It's time for the fourth and final installment of our stain-removal series: tackling tannin-based stains.
Tannins are naturally occurring vegetable dyes found in many plants, especially grape skin, tea leaves, and coffee beans. They're responsible for that bitter, astringent taste in red wine and tea -- a good thing, as long as it isn't spilled on your clothing, fabric, or carpet.
I've broken down a few easy laundering techniques for tannin-based stains below. But the most important thing to remember? Avoid using bar soap on a tannin-based stain; this will set the stain permanently. Stick to natural stain removers and detergents only.
Common Tannin-Based Stains
For Lightly Soiled Tannin-Based Stains

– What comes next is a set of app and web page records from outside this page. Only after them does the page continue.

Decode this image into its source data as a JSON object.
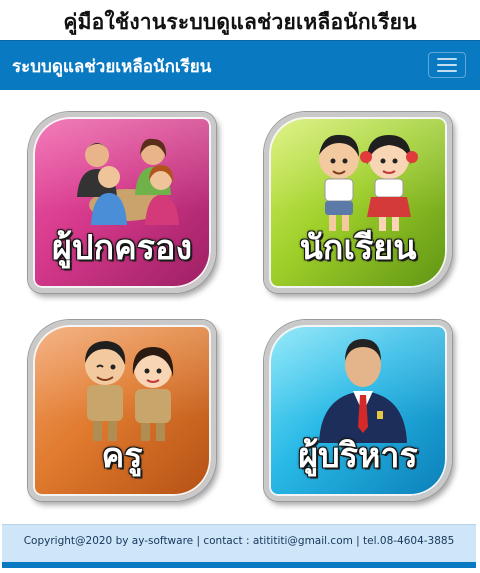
{
  "page": {
    "heading": "คู่มือใช้งานระบบดูแลช่วยเหลือนักเรียน"
  },
  "navbar": {
    "brand": "ระบบดูแลช่วยเหลือนักเรียน",
    "menu_icon": "hamburger-icon"
  },
  "tiles": [
    {
      "label": "ผู้ปกครอง",
      "icon": "parents-group-icon",
      "color": "#d4388a"
    },
    {
      "label": "นักเรียน",
      "icon": "students-cartoon-icon",
      "color": "#9fd02a"
    },
    {
      "label": "ครู",
      "icon": "teachers-cartoon-icon",
      "color": "#e07a2e"
    },
    {
      "label": "ผู้บริหาร",
      "icon": "executive-icon",
      "color": "#28b8e6"
    }
  ],
  "footer": {
    "text": "Copyright@2020 by ay-software | contact : atitititi@gmail.com | tel.08-4604-3885"
  },
  "colors": {
    "navbar": "#0979c2",
    "footer_bg": "#cfe6f8"
  }
}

If the stain is fresh, soak the garment or material in cold running water, followed by a wash cycle in the hottest water the garment will tolerate. For carpets, saturate the surface with cold water, then follow with boiling water, blotting up the stain with a white rag.

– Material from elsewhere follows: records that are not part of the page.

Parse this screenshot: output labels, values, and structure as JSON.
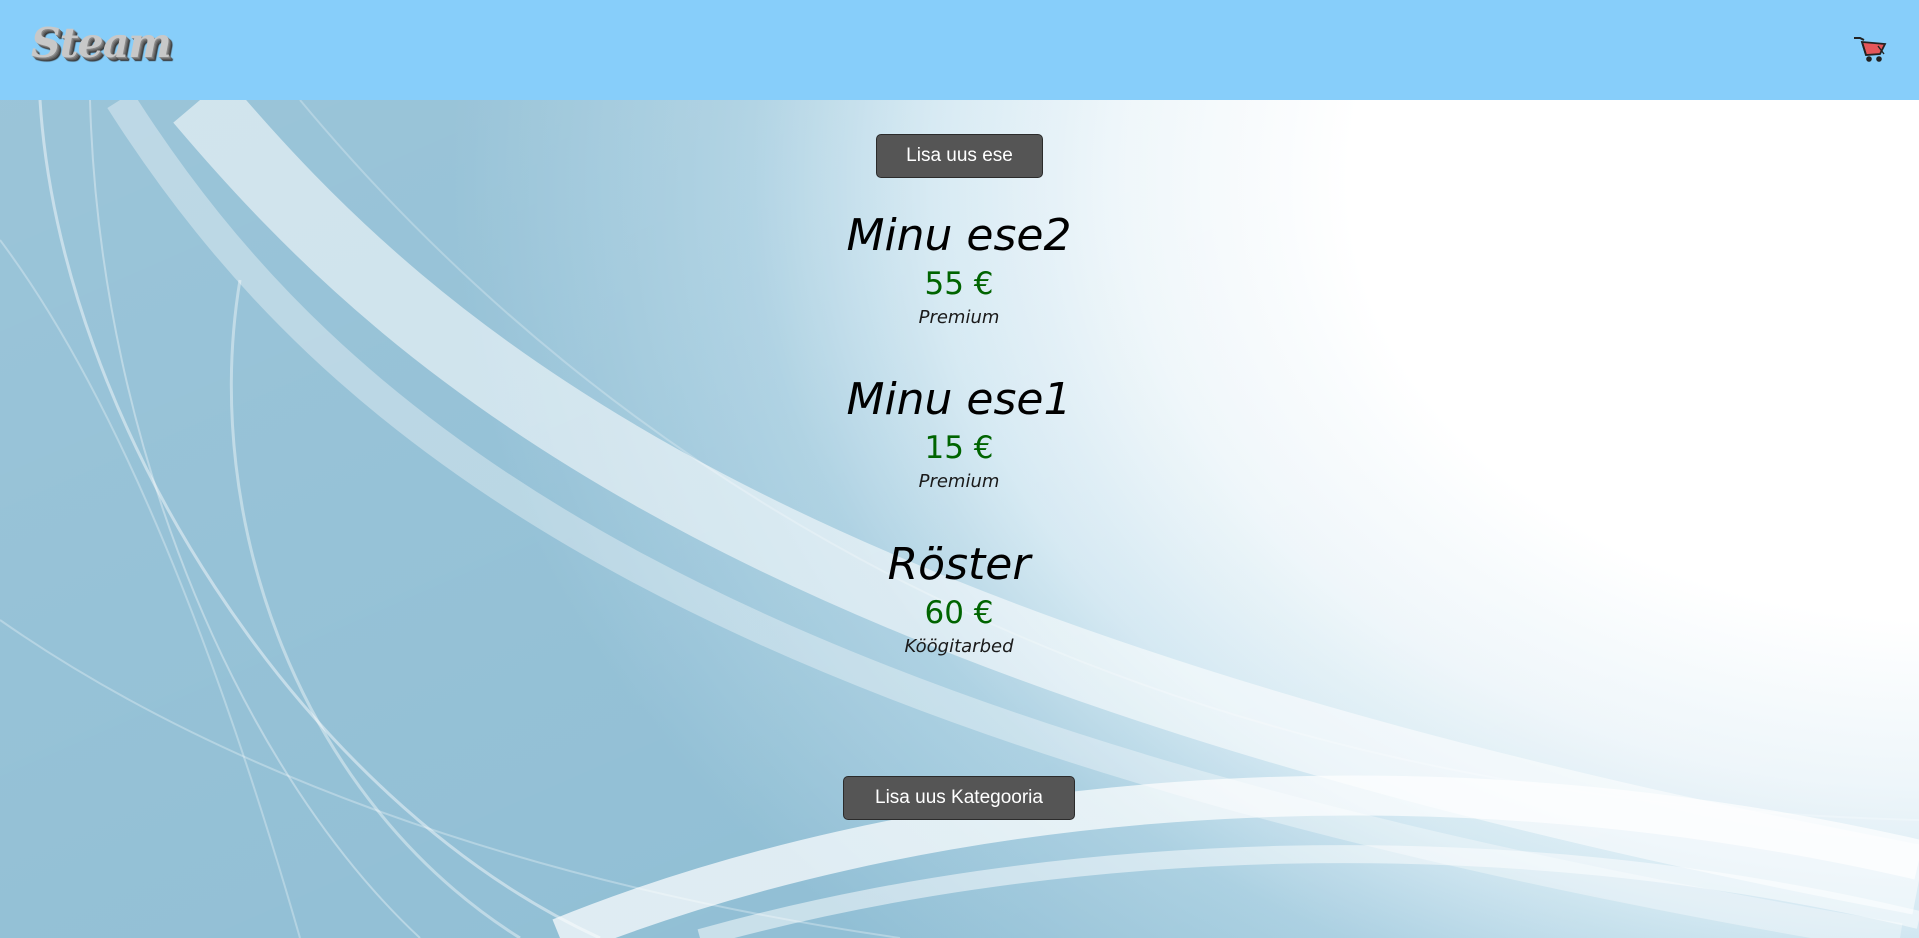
{
  "header": {
    "brand": "Steam",
    "cart_icon": "cart-icon"
  },
  "main": {
    "add_item_label": "Lisa uus ese",
    "add_category_label": "Lisa uus Kategooria",
    "items": [
      {
        "name": "Minu ese2",
        "price": "55 €",
        "category": "Premium"
      },
      {
        "name": "Minu ese1",
        "price": "15 €",
        "category": "Premium"
      },
      {
        "name": "Röster",
        "price": "60 €",
        "category": "Köögitarbed"
      }
    ]
  },
  "colors": {
    "header_bg": "#87cefa",
    "button_bg": "#555555",
    "price": "#006400"
  }
}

For Heavily Soiled Tannin-Based Stains
Rinse first with cold water, then rub a tannin stain remover
into the affected area; this chemical formula (water, glycerin, and acetic acid) is designed to break down the tannins. Follow with a long soak in hot water. Wash as normal, and repeat the process as necessary.
For an Eco-Friendly Method

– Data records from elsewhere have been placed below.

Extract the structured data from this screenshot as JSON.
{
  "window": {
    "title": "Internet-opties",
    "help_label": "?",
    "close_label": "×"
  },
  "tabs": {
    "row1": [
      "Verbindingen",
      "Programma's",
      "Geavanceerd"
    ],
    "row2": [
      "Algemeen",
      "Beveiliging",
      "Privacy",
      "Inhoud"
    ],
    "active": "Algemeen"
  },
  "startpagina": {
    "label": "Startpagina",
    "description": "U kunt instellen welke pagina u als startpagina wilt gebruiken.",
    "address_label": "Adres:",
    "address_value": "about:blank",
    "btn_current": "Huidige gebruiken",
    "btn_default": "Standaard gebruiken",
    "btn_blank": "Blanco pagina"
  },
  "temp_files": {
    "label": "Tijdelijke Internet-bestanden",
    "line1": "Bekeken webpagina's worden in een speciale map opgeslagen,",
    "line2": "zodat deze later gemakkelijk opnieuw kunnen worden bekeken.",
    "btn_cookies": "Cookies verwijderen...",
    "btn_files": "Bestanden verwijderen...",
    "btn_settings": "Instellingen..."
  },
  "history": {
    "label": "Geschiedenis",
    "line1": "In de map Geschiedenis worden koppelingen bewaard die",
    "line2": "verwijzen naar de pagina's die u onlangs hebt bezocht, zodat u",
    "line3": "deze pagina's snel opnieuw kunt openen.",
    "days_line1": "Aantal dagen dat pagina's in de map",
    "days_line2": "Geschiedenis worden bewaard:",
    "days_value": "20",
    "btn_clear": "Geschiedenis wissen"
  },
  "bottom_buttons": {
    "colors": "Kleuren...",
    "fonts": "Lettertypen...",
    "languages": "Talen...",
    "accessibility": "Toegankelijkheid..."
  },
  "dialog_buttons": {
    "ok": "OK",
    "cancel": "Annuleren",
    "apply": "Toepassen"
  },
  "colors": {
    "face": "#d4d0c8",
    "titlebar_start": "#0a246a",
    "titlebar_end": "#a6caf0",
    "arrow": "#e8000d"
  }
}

Rinse garment or material -- or saturate carpets -- with cold water, then apply a generous amount of vinegar to the affected area. Let sit for a few minutes and soak in hot water for twenty minutes. Repeat the process as necessary.